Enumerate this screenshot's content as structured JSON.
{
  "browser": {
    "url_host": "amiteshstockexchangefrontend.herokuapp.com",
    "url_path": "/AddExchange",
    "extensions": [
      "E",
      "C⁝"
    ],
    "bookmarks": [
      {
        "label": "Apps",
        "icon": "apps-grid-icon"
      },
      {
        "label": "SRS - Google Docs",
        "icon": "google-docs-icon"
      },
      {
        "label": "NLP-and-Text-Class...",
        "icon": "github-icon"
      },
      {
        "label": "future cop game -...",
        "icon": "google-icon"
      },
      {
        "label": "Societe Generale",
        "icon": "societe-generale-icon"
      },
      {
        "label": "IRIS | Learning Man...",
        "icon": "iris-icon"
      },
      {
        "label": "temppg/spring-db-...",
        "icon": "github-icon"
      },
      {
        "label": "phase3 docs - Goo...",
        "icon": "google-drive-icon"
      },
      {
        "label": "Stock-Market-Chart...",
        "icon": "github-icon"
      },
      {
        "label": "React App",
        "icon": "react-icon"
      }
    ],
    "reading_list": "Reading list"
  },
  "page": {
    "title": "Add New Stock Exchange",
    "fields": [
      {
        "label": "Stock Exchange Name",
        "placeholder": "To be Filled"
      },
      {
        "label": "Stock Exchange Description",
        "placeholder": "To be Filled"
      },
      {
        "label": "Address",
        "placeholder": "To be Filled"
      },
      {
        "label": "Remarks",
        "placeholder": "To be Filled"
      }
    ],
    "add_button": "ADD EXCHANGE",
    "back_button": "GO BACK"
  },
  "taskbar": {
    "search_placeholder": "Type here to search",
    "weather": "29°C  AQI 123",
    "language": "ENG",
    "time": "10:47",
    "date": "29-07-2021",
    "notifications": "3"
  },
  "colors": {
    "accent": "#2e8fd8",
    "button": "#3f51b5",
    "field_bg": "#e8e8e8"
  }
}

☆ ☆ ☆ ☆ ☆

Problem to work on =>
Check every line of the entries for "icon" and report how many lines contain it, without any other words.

Answer below =>
10